"If there is one thing I have noticed over my last two deployments to Iraq - hearing soldier stories, eating with Sheiks, working with Iraqi Police and Iraqi Army, including the Sons of Iraq - it is that Politicians don’t know the hardships soldiers face. They don’t know the direct evil of war, and at the same time they don’t know the good being done here. As Sun T’zu said in The Art of War, if you want to understand, then talk to soldiers who have been on the ground, who have experienced the evils of war. And if you want to know what good has gone on here in Iraq, and how much the Iraqi people appreciate us, talk to those who have trained Iraqi Security Forces and supplied schools, talk to medics who have mended wounded Iraqi combatants. Then you will know what goes on here. But all too often, the politicians are just pushing their own personal agendas."
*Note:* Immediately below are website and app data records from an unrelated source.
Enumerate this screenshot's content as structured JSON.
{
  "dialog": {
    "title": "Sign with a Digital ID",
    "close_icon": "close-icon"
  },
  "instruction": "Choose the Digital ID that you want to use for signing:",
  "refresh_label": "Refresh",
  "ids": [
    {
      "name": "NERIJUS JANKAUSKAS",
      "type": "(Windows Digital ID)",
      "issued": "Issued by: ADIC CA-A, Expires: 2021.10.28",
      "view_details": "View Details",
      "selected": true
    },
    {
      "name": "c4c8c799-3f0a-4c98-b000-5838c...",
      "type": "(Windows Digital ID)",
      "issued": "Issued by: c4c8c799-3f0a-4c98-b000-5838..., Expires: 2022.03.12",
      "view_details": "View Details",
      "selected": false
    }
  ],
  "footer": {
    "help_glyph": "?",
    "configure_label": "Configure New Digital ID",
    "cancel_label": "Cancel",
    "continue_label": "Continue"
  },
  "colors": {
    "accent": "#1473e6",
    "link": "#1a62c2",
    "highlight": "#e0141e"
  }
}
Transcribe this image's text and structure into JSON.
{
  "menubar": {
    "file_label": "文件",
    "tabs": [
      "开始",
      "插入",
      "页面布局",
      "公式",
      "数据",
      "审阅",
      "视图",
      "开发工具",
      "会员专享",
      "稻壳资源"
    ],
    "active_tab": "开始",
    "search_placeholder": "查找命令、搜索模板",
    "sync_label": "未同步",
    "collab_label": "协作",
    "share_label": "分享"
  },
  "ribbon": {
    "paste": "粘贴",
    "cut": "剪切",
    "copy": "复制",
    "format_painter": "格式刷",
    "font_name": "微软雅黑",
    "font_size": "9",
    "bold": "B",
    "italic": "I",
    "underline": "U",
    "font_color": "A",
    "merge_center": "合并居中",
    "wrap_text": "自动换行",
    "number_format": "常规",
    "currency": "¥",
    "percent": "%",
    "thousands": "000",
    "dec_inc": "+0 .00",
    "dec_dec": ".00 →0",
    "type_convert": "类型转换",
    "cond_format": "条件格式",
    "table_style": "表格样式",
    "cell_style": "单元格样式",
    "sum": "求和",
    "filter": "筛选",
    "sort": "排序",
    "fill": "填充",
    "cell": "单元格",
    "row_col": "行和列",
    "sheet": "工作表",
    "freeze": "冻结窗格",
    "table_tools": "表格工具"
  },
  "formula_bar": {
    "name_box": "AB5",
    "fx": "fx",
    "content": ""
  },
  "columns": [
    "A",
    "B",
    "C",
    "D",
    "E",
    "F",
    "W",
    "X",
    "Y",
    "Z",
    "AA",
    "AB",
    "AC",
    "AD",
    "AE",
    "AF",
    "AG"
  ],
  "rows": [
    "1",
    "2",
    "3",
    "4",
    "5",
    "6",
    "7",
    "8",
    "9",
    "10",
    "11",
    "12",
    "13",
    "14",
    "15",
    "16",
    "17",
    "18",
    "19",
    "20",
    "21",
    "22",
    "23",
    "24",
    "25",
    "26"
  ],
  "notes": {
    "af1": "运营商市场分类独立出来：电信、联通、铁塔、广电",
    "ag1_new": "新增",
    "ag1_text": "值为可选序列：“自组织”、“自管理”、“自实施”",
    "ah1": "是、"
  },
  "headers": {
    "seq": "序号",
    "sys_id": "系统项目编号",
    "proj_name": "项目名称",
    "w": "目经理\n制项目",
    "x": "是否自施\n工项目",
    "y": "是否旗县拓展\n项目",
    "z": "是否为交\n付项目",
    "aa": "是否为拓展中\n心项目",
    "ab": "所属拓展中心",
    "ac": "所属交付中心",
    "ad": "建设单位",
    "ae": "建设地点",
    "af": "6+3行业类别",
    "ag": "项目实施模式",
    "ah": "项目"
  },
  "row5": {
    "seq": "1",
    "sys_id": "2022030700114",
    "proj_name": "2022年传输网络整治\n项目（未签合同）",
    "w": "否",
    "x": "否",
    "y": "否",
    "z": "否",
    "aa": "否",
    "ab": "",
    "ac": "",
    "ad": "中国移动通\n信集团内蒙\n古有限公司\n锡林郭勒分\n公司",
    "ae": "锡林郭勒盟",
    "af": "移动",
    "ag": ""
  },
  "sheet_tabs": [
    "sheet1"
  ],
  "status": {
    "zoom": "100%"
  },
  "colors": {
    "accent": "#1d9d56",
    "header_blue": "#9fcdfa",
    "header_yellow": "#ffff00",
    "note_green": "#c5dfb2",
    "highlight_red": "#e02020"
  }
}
 Karma in Combat
"Though I am Catholic, I do have a firm belief in Karma. I feel that if you do something bad or good that things will be returned in the same way, never knowing when or where it will happen: but it will. 

"A good example and lesson was learned while on deployment. There were some Afghan children going out into an impact area to get brass and play.  One day two kids were tossing around an unexploded mortar round and it detonated on them and the two children died from their wounds.  The next day in preparation for a mission my platoon and I were confirming our zero's on our weapons and we observed some children playing in the impact area again. I told my guys to standby while myself and our interpreter drove the gator out to get the kids out of the area.  When I got out there our interpreter told the kids to leave and they would not listen. I told them, "fine, continue playing around with this crap, I hope you die." Upset we went back to the platoon. I reported it up and continued on preparation. 

"About thirty minutes or so later we heard an explosion: one of the kids set an unexploded Rocket Propelled Grenade off and died and the other kid was hurt pretty bad.  We went out and rendered aid to the child and got him to medical treatment. The next morning I loaded up on a chopper and headed out on mission to conduct a raid. During the movement in towards the target location we came under small arms contact from the enemy. 

"While taking cover I moved next to a building with an improvised explosive device laying next to it.  Needless to say it was set off and I got hit pretty good. While trying to move, stumble to another location, and bleeding all over the place, I was shot through my legs and decided I had moved far enough at the time.

"I was medically evacuated shortly after.  I obviously survived, but my firm belief is that if I had not been so heartless to those children the day before, then what happened to me may not have happened at all.  Lesson for me was: no matter what you have to do, try to do the morally correct thing and follow the path of the hard right over the easy wrong." (J.L.)